## Exercise prompt
Using the data below, copy out all lines with the word "description".

--- START ---

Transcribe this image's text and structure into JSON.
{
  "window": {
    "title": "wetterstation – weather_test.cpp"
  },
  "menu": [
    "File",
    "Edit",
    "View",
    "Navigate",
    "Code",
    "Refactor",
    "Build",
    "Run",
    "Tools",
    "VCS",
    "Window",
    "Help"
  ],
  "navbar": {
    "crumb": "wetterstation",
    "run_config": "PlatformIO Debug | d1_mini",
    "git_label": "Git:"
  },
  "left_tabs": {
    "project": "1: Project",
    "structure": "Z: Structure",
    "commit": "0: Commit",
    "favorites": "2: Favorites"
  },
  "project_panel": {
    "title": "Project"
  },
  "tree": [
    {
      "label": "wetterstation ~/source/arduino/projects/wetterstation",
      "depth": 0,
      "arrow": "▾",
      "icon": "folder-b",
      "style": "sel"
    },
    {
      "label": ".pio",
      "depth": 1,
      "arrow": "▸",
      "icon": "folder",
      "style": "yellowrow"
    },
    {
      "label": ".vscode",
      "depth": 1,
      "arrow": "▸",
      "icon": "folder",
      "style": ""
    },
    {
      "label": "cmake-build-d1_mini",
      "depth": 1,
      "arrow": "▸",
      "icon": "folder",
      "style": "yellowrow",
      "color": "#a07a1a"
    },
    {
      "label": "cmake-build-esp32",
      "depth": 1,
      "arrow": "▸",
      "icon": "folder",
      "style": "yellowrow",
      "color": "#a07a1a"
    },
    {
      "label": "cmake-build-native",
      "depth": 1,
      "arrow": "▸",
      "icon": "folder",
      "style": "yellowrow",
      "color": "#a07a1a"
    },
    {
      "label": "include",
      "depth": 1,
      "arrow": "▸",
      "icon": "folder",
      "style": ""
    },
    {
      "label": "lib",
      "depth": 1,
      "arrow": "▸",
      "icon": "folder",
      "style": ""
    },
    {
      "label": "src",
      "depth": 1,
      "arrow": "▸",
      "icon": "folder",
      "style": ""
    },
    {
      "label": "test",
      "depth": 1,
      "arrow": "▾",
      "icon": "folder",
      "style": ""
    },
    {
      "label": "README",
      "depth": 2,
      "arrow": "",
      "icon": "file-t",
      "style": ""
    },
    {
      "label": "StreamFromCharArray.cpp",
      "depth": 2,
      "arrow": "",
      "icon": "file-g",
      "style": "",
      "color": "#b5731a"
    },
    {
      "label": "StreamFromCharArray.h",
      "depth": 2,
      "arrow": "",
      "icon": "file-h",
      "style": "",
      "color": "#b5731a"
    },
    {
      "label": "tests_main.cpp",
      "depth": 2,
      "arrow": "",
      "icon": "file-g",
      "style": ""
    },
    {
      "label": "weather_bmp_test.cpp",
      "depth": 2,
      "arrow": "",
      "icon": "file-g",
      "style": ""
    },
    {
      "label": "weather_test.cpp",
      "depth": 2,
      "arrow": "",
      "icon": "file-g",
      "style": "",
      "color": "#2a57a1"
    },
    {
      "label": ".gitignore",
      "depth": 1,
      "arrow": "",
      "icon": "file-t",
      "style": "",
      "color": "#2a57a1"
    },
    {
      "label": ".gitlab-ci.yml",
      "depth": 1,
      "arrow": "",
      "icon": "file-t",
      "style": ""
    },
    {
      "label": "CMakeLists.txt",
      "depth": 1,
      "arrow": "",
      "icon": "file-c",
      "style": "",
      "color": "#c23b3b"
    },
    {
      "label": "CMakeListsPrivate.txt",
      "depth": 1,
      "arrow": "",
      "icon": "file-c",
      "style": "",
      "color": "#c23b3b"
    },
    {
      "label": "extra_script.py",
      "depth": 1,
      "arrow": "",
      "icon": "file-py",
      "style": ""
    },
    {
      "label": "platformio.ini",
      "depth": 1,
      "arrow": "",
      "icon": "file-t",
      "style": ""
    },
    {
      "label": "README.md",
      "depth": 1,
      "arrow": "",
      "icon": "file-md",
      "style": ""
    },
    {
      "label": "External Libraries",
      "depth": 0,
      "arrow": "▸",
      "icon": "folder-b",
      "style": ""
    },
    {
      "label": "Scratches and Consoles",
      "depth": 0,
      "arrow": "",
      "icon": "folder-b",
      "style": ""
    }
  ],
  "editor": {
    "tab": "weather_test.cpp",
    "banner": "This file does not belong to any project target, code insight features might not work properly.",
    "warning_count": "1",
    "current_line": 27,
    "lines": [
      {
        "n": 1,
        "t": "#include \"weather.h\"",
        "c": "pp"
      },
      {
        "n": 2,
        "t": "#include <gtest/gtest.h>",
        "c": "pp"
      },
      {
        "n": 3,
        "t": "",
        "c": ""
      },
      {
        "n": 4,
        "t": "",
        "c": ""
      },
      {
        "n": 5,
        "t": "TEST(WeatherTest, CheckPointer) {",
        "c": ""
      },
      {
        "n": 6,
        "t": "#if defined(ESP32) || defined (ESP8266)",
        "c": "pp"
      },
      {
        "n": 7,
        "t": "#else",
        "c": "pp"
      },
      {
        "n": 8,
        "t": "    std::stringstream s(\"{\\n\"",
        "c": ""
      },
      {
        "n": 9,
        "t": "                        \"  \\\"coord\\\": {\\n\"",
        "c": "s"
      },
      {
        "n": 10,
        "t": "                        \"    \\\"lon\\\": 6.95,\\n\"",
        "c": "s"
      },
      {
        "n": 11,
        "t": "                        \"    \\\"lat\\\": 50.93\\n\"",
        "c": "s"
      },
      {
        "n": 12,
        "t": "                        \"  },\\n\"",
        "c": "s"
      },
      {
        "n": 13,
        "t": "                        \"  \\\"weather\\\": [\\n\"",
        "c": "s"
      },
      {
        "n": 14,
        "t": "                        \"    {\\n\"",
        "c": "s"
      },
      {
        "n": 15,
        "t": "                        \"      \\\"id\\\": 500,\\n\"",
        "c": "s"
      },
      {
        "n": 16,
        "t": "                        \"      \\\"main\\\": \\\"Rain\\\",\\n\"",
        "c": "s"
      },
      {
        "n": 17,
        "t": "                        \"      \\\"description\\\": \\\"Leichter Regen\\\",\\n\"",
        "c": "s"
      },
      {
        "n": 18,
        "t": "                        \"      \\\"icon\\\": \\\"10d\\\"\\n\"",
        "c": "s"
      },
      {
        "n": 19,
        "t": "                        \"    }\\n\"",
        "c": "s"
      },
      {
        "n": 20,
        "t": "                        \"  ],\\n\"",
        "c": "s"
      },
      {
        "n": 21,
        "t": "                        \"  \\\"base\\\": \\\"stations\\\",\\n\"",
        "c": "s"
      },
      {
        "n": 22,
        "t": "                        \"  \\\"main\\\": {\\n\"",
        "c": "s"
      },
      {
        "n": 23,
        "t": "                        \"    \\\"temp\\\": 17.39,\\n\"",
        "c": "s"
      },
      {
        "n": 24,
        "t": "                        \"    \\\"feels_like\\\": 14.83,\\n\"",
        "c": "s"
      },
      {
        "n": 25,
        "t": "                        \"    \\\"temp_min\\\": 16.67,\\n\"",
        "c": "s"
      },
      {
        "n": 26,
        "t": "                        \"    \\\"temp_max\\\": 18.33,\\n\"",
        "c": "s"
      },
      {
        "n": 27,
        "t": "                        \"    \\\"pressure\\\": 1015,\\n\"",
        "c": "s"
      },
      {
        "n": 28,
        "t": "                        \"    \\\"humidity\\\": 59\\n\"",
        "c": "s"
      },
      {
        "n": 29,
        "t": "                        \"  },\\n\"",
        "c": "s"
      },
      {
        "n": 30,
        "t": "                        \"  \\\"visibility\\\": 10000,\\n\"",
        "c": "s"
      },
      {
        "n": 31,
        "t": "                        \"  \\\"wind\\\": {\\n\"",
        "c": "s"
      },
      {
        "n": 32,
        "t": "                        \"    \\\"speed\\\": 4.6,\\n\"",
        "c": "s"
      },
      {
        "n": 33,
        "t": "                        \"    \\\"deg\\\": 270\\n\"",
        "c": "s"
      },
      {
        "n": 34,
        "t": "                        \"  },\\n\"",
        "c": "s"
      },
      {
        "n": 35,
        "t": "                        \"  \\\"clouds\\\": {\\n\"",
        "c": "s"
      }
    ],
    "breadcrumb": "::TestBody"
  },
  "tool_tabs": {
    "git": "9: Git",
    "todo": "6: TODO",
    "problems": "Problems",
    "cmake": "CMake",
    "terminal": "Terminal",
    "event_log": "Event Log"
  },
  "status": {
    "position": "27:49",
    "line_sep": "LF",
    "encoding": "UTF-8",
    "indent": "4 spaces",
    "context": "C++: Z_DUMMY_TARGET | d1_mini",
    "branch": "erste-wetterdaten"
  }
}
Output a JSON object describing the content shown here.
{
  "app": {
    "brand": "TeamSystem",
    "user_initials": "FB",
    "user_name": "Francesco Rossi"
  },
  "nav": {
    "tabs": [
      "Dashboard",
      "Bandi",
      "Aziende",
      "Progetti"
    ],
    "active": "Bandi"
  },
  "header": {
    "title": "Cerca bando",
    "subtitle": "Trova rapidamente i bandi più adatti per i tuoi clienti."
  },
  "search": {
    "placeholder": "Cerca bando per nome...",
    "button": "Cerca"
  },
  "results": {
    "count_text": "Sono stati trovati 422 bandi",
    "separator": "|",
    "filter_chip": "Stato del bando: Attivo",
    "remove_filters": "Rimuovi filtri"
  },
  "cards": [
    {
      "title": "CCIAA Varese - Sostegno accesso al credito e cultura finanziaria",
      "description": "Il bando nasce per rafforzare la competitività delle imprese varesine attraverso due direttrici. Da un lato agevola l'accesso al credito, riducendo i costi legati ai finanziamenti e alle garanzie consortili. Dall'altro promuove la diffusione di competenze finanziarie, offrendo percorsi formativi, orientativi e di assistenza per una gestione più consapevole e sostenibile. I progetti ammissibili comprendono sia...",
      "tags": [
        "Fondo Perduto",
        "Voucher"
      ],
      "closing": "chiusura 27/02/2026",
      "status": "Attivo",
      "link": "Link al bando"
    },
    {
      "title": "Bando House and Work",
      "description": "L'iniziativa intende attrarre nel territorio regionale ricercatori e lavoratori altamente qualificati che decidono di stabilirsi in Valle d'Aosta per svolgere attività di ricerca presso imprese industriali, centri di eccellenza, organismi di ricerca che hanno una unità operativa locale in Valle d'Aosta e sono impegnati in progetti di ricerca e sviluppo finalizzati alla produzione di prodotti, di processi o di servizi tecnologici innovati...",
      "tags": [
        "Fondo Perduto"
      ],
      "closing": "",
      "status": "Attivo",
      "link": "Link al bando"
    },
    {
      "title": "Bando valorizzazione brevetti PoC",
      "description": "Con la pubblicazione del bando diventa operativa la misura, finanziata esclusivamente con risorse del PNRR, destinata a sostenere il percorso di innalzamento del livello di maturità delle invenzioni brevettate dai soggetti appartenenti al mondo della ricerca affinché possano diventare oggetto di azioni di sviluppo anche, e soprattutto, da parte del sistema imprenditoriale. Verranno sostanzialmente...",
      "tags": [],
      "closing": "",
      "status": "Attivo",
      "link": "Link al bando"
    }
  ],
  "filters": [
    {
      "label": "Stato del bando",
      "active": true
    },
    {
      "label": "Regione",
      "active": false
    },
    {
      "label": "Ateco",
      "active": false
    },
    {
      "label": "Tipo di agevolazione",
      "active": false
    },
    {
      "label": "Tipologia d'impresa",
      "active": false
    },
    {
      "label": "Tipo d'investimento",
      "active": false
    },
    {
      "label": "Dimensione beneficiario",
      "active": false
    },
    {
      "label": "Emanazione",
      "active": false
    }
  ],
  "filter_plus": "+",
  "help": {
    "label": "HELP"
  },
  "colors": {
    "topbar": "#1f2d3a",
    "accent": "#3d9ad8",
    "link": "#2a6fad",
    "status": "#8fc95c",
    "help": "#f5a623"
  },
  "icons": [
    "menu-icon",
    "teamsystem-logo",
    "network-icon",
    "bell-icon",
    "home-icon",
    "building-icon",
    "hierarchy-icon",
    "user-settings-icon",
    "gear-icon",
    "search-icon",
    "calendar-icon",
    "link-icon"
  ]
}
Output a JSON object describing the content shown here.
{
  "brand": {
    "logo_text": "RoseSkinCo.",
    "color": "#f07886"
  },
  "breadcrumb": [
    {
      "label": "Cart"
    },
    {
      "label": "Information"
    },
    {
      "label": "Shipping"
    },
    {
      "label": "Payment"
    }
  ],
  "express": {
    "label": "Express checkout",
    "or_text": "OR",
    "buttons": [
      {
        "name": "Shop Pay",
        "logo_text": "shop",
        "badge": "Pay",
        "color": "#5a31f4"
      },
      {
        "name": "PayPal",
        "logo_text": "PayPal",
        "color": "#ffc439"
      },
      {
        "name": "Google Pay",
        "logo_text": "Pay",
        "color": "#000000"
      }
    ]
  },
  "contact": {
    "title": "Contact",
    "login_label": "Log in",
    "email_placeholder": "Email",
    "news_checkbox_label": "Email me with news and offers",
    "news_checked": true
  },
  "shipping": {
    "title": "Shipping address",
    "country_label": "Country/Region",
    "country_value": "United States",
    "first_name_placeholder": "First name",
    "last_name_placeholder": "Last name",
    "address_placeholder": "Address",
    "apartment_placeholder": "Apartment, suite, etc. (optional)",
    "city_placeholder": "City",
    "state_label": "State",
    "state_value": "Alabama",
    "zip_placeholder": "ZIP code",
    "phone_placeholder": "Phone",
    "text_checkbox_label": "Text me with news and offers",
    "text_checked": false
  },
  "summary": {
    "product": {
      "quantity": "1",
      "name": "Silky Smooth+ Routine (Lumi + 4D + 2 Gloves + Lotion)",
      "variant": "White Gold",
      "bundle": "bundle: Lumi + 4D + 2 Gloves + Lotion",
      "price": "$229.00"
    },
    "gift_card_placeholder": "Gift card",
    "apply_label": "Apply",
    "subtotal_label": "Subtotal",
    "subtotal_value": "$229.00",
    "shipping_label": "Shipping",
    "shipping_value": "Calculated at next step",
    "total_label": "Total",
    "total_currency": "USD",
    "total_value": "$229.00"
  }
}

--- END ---

## Task solution
        "t": "                        \"      \\\"description\\\": \\\"Leichter Regen\\\",\\n\"",
      "description": "Il bando nasce per rafforzare la competitività delle imprese varesine attraverso due direttrici. Da un lato agevola l'accesso al credito, riducendo i costi legati ai finanziamenti e alle garanzie consortili. Dall'altro promuove la diffusione di competenze finanziarie, offrendo percorsi formativi, orientativi e di assistenza per una gestione più consapevole e sostenibile. I progetti ammissibili comprendono sia...",
      "description": "L'iniziativa intende attrarre nel territorio regionale ricercatori e lavoratori altamente qualificati che decidono di stabilirsi in Valle d'Aosta per svolgere attività di ricerca presso imprese industriali, centri di eccellenza, organismi di ricerca che hanno una unità operativa locale in Valle d'Aosta e sono impegnati in progetti di ricerca e sviluppo finalizzati alla produzione di prodotti, di processi o di servizi tecnologici innovati...",
      "description": "Con la pubblicazione del bando diventa operativa la misura, finanziata esclusivamente con risorse del PNRR, destinata a sostenere il percorso di innalzamento del livello di maturità delle invenzioni brevettate dai soggetti appartenenti al mondo della ricerca affinché possano diventare oggetto di azioni di sviluppo anche, e soprattutto, da parte del sistema imprenditoriale. Verranno sostanzialmente...",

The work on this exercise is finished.